Not to mention that the Borg, in many ways, can be considered less a civilization and more extensions of a single being. You don't 'declare war' on an individual. If a landing party comes under fire on a planet, they can take all reasonable means to protect themselves, including deadly force, if necessary.
It just so happens that the Borg, due to their nature, are both an individual threat and an extremely hostile one.
Honestly, Geordi's virus was likely the most HUMANE solution available at the time of 'I Borg', since not everyone would have been as easily 'recovered' as Picard was by surgical means, and, even if they were, the logistics would have been far too daunting to even attempt to manually liberate one ship, much less the entire race.
And when you consider the possibilities of other races assimilated in the meantime while the question is dithered upon, which is the greater crime against sentience, really?
I hate when the question of genocide comes up in these debates. I hate it when it comes up in Doctor Who vis a vis
the Daleks... Genocide is one thing when we're talking about a society of individuals who pose no harm to you or the slaughtering of the innocent or murdering people for the crime of being different. But if their very nature is to murder, to kill, and there's not way to placate or reason with them beyond catering to that intent, then diplomacy and ethics do not apply here. You're not dealing with a sentient civilization, then, but a force of nature. Are those innocents slaughtered in the meantime somehow lesser than the ravening, rampaging civilization that's destroying them?
Absolutely, take every measure to avoid the eventuality of destroying them all, if some or all can be saved, but there comes a point where you have to decide who has a greater right to live...
But as I said regarding the Daleks, I do find it tiresome that SF tends to almost always have one of these civilizations merely to spark a false debate on the rights to life of things that have no business living. It doesn't even have a parallel on earth. There's never been a modern human civilization so bloodthirsty that they were at war with everyone, all the time, where no negotiation was possible... Even the go-to society for Evil Civs, Nazi Germany, wasn't THAT bad, and had they been, I'm pretty sure the entire German nation would have been so much nuclear slag by the end of the war.
The fact is, REAL civilizations are comprised of several different kinds of people. Those who support action, those who don't, some who want a third way, etc.

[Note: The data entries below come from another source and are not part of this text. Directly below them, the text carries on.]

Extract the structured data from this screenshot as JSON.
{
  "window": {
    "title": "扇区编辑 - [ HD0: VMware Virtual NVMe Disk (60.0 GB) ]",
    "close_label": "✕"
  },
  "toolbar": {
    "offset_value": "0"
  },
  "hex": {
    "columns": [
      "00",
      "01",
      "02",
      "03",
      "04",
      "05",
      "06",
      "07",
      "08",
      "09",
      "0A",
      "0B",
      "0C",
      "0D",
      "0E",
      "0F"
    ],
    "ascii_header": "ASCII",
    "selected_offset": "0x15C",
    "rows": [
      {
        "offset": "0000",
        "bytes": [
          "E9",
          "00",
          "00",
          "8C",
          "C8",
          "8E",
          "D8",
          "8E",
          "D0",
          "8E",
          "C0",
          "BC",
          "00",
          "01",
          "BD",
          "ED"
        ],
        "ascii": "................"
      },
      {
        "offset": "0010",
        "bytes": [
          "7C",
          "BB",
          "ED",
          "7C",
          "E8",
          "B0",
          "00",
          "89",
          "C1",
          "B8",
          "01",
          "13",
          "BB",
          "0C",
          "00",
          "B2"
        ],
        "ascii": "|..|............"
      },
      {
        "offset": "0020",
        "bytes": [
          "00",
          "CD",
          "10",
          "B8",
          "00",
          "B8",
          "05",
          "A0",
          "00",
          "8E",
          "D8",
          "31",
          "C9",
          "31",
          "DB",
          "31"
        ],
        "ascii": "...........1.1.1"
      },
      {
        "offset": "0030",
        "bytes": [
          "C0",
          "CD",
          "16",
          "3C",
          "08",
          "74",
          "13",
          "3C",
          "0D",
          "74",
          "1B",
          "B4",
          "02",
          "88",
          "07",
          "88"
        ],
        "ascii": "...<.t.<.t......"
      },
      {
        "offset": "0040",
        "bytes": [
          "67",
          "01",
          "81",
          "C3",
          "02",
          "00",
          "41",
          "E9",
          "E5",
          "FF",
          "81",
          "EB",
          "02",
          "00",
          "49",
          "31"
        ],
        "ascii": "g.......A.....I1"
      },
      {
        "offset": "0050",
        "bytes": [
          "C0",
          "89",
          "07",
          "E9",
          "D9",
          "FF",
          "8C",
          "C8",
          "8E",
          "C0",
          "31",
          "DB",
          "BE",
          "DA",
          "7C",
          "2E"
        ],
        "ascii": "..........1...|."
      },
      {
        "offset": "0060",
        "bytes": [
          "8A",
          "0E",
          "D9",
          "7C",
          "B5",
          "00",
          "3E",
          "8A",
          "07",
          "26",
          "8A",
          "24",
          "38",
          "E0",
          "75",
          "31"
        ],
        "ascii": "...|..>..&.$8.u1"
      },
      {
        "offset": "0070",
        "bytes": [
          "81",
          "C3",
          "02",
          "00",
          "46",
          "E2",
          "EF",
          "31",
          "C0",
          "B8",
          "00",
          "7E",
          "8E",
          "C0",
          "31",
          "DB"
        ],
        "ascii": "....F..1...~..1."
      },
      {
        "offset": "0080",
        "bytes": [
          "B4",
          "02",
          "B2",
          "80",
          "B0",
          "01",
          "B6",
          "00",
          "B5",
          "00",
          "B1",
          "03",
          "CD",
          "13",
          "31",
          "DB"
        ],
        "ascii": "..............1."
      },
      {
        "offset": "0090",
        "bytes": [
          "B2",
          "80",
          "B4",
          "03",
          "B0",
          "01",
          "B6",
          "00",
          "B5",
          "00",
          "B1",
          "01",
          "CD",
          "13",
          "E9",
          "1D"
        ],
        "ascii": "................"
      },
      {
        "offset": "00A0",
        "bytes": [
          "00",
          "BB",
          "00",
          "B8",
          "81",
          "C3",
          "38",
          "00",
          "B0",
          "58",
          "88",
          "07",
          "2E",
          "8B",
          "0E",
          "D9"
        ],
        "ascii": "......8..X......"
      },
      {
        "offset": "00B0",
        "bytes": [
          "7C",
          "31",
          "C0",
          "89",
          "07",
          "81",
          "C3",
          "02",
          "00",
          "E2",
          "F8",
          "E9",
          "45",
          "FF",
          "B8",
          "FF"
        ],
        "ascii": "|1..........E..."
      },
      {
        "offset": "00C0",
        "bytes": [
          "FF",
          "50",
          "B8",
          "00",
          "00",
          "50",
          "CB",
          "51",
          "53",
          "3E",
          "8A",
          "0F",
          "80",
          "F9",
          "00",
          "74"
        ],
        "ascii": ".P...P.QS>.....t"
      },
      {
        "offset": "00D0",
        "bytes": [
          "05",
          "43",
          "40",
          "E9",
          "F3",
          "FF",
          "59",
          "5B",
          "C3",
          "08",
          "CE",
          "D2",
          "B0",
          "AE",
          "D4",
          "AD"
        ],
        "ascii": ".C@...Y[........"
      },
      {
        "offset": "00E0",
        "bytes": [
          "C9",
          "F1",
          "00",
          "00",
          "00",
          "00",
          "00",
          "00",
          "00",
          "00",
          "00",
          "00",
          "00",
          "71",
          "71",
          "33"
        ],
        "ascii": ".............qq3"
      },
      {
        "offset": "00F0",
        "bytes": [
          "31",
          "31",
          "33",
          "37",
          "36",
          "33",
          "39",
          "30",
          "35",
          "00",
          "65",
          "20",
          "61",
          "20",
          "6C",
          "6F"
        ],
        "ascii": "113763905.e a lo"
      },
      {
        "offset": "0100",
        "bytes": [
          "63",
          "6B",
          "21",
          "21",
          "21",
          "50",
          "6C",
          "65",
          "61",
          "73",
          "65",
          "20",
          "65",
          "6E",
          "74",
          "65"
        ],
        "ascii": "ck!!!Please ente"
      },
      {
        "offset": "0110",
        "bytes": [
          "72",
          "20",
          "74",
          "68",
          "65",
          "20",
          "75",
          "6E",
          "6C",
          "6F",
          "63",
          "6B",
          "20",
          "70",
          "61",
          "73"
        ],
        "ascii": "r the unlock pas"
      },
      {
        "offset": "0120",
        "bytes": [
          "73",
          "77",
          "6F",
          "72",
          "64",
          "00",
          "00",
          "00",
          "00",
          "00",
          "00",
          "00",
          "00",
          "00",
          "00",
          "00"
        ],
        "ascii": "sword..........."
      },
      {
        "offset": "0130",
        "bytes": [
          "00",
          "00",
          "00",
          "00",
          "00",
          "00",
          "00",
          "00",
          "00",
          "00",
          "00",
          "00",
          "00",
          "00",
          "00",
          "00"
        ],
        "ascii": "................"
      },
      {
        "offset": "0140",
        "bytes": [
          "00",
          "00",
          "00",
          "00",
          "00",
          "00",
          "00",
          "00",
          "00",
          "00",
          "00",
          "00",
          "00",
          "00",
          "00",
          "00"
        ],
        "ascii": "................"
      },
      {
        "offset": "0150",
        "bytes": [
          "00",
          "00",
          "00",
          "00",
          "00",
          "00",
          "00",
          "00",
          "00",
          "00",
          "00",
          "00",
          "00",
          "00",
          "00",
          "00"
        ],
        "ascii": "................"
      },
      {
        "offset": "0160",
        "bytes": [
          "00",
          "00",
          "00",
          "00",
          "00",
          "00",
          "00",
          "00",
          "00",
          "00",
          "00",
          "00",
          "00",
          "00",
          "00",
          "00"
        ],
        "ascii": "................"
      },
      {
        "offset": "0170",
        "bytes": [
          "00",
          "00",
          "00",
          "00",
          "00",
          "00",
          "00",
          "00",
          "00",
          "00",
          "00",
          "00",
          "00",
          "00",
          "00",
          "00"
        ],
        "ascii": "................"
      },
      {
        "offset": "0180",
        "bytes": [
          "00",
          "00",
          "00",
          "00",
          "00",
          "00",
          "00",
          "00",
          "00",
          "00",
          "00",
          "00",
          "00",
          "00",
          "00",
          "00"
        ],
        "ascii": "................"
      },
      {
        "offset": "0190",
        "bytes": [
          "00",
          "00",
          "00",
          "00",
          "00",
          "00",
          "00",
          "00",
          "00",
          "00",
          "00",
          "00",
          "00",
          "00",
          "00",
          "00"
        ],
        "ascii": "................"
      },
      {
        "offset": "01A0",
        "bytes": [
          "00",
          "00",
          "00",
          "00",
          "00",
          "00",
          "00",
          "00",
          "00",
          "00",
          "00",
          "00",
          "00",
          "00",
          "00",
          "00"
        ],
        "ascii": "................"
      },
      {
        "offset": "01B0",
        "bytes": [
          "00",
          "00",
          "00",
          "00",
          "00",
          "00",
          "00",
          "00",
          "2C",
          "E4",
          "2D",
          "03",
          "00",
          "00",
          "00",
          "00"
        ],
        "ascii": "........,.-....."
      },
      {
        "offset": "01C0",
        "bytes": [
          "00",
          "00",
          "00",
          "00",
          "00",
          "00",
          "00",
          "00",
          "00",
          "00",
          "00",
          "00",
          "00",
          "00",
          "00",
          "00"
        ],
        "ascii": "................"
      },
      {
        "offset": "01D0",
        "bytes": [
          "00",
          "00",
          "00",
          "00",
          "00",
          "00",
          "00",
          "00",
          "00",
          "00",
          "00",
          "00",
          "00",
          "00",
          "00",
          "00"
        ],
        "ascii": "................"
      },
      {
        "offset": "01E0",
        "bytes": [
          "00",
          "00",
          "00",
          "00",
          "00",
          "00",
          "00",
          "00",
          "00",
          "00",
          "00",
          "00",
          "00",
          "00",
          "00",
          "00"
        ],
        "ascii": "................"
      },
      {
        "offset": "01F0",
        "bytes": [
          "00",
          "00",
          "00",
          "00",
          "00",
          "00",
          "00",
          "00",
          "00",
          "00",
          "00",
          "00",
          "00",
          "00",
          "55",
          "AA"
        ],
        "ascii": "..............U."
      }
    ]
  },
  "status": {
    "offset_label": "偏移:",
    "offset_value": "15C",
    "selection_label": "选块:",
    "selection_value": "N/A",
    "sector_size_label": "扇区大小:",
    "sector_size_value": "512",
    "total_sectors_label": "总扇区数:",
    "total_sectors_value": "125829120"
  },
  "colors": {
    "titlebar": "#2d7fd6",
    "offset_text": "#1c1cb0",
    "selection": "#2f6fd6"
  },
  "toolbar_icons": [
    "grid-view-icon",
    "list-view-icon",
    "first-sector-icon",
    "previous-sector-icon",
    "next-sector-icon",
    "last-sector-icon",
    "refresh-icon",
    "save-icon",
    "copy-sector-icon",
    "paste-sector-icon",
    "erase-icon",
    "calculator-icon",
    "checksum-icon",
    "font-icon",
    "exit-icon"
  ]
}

Cultures and civilizations deserve the greatest respect and consideration by others while the more hostile parts of them should be worn down through diplomacy so that we can all get along.
The Borg are not a civilization. They are an imposed monoculture, with no variation, and our rules of war, negotiation and ethics do not apply to them.
I know that sounds extreme, but I don't see any way around it.